Walton Street’s Mamma Mia stands out even amongst the blinding mélange of cultures to be sampled in Jericho, though it is neither achingly hip nor as meretricious as some other establishments. The mood it seeks to evoke is reflected in the homely yet novel décor of nearly-cliché chequered tablecloths and Campari-and-soda-bottle light fittings: this is Mamma’s house, and the warm welcome and attentive, well-meaning staff – whilst far from the authentic Italian restaurant standard of aloof, argumentative waiters – quickly make you comfortable.
Familial charm and enticing dishes were both lavished upon us. Starting with an antipasto misto for two which comprised of a selection of salumi – of which the pleasantly garlicky salami milanese and the reassuringly uncircular chorizo stood out – as well as cheeses, warm, crusty bread, and a dish of assorted ostensibly homemade pickles. The attention to detail was remarkable and the pickled artichokes, olives, peppers and gherkins set apart a platter which can all too often fall into the pedestrian. The presence of elements such as this on a modern British menu shows that Mamma Mia has not lost the ‘convivialità’ – the notion of breaking bread and sharing with your fellows – which is so central to the Italians’ ideas about food.
The main courses promptly arrived to meet our newly-whetted appetites, and did not disappoint; the special – a dish of pumpkin and pecorino ravioli in a creamy tomato sauce – was bountiful in size and perfectly constructed, as the creamy sweetness of the pumpkin filling matched and complemented the peppery rocket and salty parmesan with which it was topped with surprising adeptness; meanwhile, the restaurant’s flagship pizza, the ‘Mamma Mia’, was a veritable festival of flavours – though perhaps the chef was a little overzealous with his toppings, which became slightly disorientating, especially with the inclusion of a somewhat out-of-place fried egg laid atop a mountain of meats and vegetables. The entire affair came accompanied by a rocket and parmesan salad lashed with balsamic, which cut the richness of the pasta surprisingly well.
As the first two courses had taken their toll on even the two most seasoned gluttons ever to grace OxStu Towers, dessert was in the subjunctive. However, the Gourmand knows and upholds his duty, and so as a team we valiantly sallied forth into the realm of the sweet. A traditional Italian classic – the tiramisù – was, according to the waiter, homemade, and came served rather adorably in a cappuccino cup with two cantuccini; one mouthful thereof verified his claim, revealing, through its creamy thickness and satisfying coffee kick, that it did not belong to the group of pale commercial imitations which are sadly so ubiquitous nowadays. On a lighter note, the lemon sorbet came served inside the skin of a whole lemon with a touch of charm which brought a smile to faces so oft wearied by dull ice creams. The dessert special offered to us – the ‘tartufo al limoncello’, a twist on the zabaglione/gelato bombe – displayed the blend of modern ingenuity and classic ingredients which seems to characterise this enchanting place.

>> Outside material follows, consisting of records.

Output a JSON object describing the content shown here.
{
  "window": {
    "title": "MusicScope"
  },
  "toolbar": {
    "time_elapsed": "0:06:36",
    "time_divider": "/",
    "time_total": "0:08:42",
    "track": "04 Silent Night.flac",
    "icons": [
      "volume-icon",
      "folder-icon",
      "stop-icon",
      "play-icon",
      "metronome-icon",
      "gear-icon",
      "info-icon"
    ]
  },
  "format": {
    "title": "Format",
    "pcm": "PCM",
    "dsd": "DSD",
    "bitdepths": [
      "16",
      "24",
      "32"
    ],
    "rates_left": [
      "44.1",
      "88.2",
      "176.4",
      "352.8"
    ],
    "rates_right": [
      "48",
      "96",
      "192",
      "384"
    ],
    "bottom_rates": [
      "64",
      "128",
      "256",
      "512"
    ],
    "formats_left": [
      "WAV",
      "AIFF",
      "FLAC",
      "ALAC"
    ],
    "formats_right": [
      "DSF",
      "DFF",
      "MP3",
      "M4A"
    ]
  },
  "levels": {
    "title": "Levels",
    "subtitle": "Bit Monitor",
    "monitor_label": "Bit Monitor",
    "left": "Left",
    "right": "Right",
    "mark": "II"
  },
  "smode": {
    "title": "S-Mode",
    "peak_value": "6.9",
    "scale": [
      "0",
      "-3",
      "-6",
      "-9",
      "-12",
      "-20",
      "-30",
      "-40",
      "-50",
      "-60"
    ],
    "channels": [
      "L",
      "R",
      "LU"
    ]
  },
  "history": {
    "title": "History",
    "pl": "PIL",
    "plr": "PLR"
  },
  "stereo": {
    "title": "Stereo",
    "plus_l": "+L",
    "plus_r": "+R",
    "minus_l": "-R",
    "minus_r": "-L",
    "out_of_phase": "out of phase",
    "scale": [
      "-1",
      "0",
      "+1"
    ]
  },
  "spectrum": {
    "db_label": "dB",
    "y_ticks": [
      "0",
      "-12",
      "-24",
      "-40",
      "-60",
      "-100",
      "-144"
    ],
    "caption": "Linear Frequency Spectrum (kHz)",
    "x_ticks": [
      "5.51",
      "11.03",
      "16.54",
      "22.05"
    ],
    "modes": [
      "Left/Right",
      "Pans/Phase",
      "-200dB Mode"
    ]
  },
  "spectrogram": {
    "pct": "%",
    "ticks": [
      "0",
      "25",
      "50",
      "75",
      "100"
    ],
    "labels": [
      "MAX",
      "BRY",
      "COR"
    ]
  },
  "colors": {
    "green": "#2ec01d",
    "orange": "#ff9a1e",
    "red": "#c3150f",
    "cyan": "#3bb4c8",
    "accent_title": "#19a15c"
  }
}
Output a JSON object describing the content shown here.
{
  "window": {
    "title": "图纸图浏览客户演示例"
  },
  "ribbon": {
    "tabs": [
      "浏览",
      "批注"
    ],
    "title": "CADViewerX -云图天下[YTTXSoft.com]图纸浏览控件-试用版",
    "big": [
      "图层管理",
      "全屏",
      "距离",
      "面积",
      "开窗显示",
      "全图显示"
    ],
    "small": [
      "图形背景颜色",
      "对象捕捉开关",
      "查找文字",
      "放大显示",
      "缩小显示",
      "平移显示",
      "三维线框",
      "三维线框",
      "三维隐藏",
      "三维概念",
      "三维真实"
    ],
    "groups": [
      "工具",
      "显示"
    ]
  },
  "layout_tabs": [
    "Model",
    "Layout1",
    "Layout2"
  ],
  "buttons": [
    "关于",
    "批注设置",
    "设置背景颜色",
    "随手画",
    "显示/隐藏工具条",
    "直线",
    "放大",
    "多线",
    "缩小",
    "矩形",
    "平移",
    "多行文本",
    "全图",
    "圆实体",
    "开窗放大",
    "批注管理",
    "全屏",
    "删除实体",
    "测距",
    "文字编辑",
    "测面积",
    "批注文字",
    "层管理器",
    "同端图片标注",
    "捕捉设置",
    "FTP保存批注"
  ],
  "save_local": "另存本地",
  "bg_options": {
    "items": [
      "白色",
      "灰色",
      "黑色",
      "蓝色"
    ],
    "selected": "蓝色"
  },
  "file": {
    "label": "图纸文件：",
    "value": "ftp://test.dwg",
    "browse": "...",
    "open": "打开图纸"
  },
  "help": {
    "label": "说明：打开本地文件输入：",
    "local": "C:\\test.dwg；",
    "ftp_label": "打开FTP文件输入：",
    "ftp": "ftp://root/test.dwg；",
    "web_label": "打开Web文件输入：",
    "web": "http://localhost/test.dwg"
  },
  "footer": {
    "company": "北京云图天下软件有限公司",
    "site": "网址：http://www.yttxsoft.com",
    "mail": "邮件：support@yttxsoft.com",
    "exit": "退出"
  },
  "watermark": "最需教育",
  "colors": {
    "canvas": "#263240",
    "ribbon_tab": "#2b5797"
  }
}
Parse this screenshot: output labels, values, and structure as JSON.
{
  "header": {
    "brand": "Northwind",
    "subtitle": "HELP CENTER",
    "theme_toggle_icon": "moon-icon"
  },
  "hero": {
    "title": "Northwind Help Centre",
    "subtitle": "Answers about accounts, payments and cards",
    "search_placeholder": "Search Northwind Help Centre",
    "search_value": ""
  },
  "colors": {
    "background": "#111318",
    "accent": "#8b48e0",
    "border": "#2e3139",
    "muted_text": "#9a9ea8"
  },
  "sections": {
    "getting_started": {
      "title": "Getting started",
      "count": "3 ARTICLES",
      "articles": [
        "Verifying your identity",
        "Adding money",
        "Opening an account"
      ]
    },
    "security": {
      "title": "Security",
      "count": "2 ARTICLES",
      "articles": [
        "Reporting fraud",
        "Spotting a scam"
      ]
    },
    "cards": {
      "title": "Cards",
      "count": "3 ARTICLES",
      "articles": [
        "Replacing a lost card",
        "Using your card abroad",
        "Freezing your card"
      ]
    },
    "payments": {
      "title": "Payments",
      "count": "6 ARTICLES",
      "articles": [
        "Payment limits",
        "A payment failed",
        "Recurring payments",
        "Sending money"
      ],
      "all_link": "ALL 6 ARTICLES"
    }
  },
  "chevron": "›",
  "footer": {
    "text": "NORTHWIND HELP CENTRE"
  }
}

Even the experience of the lavatory facilities was pleasant, as anyone to whom they play host is greeted by an abundance of high quality toilet paper: the thick, lotion-enriched triple-ply stuff which will be all too familiar to those with en-suite bathrooms at Lincoln. This sort of detail can make or break a restaurant, so it’s good to know that Mamma Mia takes such meticulous care of their patrons, just like a real overbearing Italian mother. If this is Mamma’s house, we’ll certainly be coming home more often.
Find Mamma Mia on 8 South Parade, Summertown, and 102 Walton Street, Jericho. Call on 01865 514141 or 01865 311211, or visit the website, www.mammamiapizzeria.co.uk.